MASS EFFECT 3 REVIEW
And so, after 5 years, the Mass Effect trilogy comes to a head. Mass Effect 2 will be remembered as one of, if not the best game of the generation. Is Mass Effect 3 a worthy successor?
Posted by PlayDevil.com Staff on Apr 6, 2012 11:38 (Apr 6, 2012 11:38)
Written by: Ian
Shepard your flock?
And so, after 5 years, the Mass Effect trilogy comes to a head. Mass Effect 2 will be remembered as one of, if not the best game of the generation. Is "Mass Effect 3" a worthy successor? Like with Syndicate, EA has faced barrages of criticisms from fans around the multiplayer, Kinect support and countless other issues. Is this because the fans love the IP so much, or is it a sign of troubled development?

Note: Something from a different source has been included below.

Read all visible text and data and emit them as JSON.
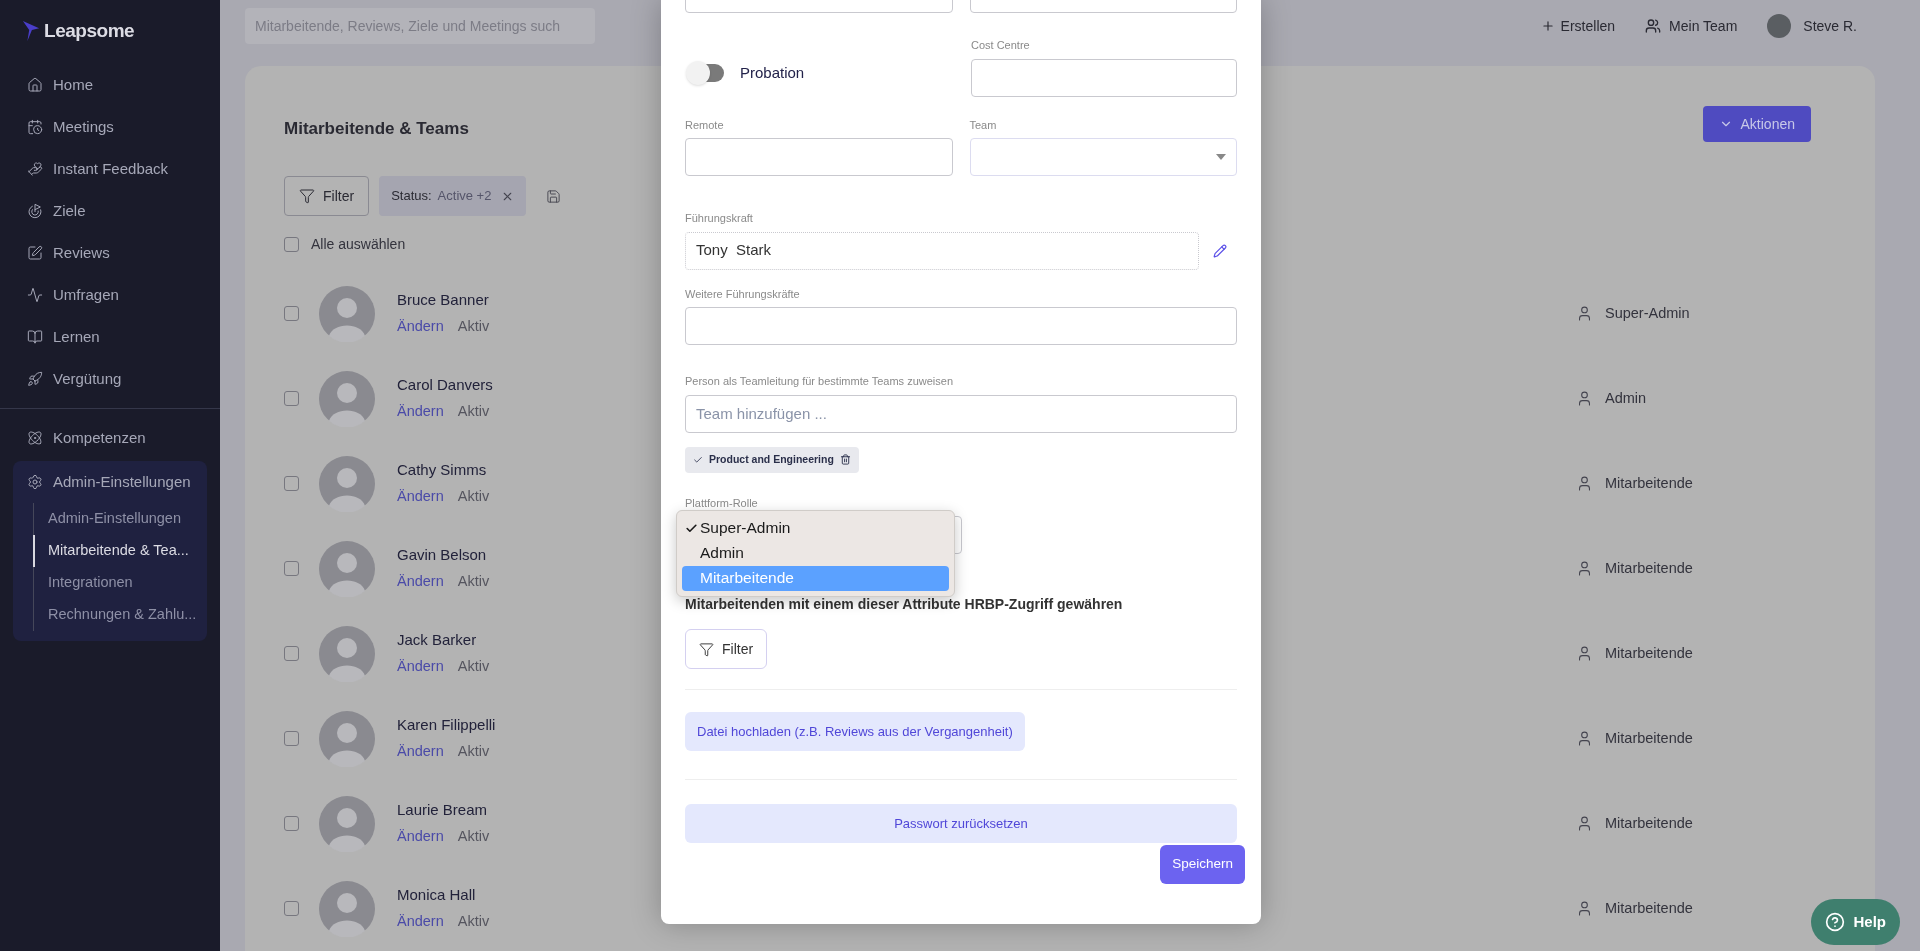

‘Take back the Galaxy’ screams the back of the box when you pick up Mass Effect. Somehow, the game manages to live up to this bombast, with Bioware’s usual flair for storytelling shining right through. You can still import your saved characters from previous games (although with less success this time- some of you may struggle if you didn’t amend your character or have swapped HDD) and your decisions will still affect who you see and how they react to you during the course of the game, which is a fantastic achievement. The story does have minor niggles- at certain times you are caught in minor squabbles that you’d never do with a limited time frame, and at the end, it seems like all your previous choices pretty much go out of the window. 99% of the time though, and certainly throughout the main plot, everything is a beautiful mess of emotion, truly galactic strife, and the struggle and passion to overcome the enemy at all expense.
Mass Effect 3 hasn’t really done much to change up the gameplay. Your core run-and-gun 3rd person shooting is there, and it remains a little wonky. You may be doing far more of it though, because certain sections of the game definitely felt more ‘shooty’ than Mass Effect 2 ever did. The game is much easier to play though on the Xbox, at least, thanks to the amazing Kinect integration. Rather than accessing the power or weapon wheels, you can now just shout actions and weapons at your television, even using the names of your squad members when you want to be specific. Many pieces of Kinect integration have been a gimmick, but this is a real revelation that has changed the way I play Mass Effect and has meant that I’ve been a much more strategic player than in any of the first pair of games.
There are other ways to play though now. You can have the game choose story sequences for you in ‘action’ mode, which dumbs the game down rather, or if you find the action too hard, you can play in ‘story’ mode and murder everything in sight with ease. Returnees are way better off sticking with the default ‘RPG’ mode, however. In fact, both these new modes were designed with new players in mind, and EA have made a big song and dance over how friendly this game is for them. It’s not. At all. I love this universe and the characters, but if I was coming in cold, I’d be really confused. The game tries to tie together multiple storylines, and whilst it manages rather well, the sheer number of locations and people you run across needs some kind of background knowledge of what is going on.
Needless to say, if you loved Mass Effect 2, then 3 is just as good. The stupid mining game has been replaced, and there is now an element of danger to scanning as the Reapers are always around the corner. The dialogue trees, quests, and interactions are just as interesting as ever, and there is a nice mix of returning characters and locations, new spins on old places, and entirely new stuff. The game also hasn’t scrimped on content, with a full playthrough taking somewhere in the region of 30-35 hours doing just about everything and thus getting the best ending.